* [Task goal]:
Print every one of the records verbatim, omitting nothing.

* [Records for processing]:
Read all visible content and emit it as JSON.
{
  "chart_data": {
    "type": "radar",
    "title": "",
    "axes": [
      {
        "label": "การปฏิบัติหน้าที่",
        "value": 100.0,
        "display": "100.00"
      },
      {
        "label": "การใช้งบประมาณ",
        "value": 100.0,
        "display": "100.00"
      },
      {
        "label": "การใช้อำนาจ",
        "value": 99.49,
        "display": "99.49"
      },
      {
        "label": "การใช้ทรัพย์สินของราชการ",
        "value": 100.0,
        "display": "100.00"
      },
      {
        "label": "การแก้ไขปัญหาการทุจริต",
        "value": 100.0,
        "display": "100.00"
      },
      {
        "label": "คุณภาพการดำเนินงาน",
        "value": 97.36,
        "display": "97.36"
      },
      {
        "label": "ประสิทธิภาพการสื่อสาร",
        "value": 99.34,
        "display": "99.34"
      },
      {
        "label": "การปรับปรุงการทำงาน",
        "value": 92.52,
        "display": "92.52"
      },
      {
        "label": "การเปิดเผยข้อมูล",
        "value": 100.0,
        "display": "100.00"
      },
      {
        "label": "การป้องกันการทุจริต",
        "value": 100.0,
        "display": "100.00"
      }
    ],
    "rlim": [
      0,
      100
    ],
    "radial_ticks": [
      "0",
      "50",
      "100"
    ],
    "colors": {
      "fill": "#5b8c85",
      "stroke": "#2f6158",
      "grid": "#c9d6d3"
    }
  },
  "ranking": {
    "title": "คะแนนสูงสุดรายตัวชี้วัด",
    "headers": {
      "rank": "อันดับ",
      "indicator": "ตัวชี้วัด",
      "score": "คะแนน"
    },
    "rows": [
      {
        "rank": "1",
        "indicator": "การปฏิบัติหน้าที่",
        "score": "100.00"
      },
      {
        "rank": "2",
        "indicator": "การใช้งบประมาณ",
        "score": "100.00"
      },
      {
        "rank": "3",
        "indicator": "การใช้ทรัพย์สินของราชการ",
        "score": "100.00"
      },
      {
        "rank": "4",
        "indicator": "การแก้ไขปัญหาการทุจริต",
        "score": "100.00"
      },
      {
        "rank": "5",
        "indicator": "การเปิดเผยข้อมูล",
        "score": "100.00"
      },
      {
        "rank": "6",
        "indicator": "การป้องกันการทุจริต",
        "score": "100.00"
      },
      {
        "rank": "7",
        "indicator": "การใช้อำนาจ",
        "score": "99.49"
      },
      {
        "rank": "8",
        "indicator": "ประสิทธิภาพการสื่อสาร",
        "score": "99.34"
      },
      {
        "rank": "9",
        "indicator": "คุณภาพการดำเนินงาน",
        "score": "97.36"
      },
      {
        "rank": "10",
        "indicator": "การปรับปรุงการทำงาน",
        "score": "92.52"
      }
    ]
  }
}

* [Response area]:
Read all visible content and emit it as JSON.
{
  "chart_data": {
    "type": "radar",
    "title": "",
    "axes": [
      {
        "label": "การปฏิบัติหน้าที่",
        "value": 100.0,
        "display": "100.00"
      },
      {
        "label": "การใช้งบประมาณ",
        "value": 100.0,
        "display": "100.00"
      },
      {
        "label": "การใช้อำนาจ",
        "value": 99.49,
        "display": "99.49"
      },
      {
        "label": "การใช้ทรัพย์สินของราชการ",
        "value": 100.0,
        "display": "100.00"
      },
      {
        "label": "การแก้ไขปัญหาการทุจริต",
        "value": 100.0,
        "display": "100.00"
      },
      {
        "label": "คุณภาพการดำเนินงาน",
        "value": 97.36,
        "display": "97.36"
      },
      {
        "label": "ประสิทธิภาพการสื่อสาร",
        "value": 99.34,
        "display": "99.34"
      },
      {
        "label": "การปรับปรุงการทำงาน",
        "value": 92.52,
        "display": "92.52"
      },
      {
        "label": "การเปิดเผยข้อมูล",
        "value": 100.0,
        "display": "100.00"
      },
      {
        "label": "การป้องกันการทุจริต",
        "value": 100.0,
        "display": "100.00"
      }
    ],
    "rlim": [
      0,
      100
    ],
    "radial_ticks": [
      "0",
      "50",
      "100"
    ],
    "colors": {
      "fill": "#5b8c85",
      "stroke": "#2f6158",
      "grid": "#c9d6d3"
    }
  },
  "ranking": {
    "title": "คะแนนสูงสุดรายตัวชี้วัด",
    "headers": {
      "rank": "อันดับ",
      "indicator": "ตัวชี้วัด",
      "score": "คะแนน"
    },
    "rows": [
      {
        "rank": "1",
        "indicator": "การปฏิบัติหน้าที่",
        "score": "100.00"
      },
      {
        "rank": "2",
        "indicator": "การใช้งบประมาณ",
        "score": "100.00"
      },
      {
        "rank": "3",
        "indicator": "การใช้ทรัพย์สินของราชการ",
        "score": "100.00"
      },
      {
        "rank": "4",
        "indicator": "การแก้ไขปัญหาการทุจริต",
        "score": "100.00"
      },
      {
        "rank": "5",
        "indicator": "การเปิดเผยข้อมูล",
        "score": "100.00"
      },
      {
        "rank": "6",
        "indicator": "การป้องกันการทุจริต",
        "score": "100.00"
      },
      {
        "rank": "7",
        "indicator": "การใช้อำนาจ",
        "score": "99.49"
      },
      {
        "rank": "8",
        "indicator": "ประสิทธิภาพการสื่อสาร",
        "score": "99.34"
      },
      {
        "rank": "9",
        "indicator": "คุณภาพการดำเนินงาน",
        "score": "97.36"
      },
      {
        "rank": "10",
        "indicator": "การปรับปรุงการทำงาน",
        "score": "92.52"
      }
    ]
  }
}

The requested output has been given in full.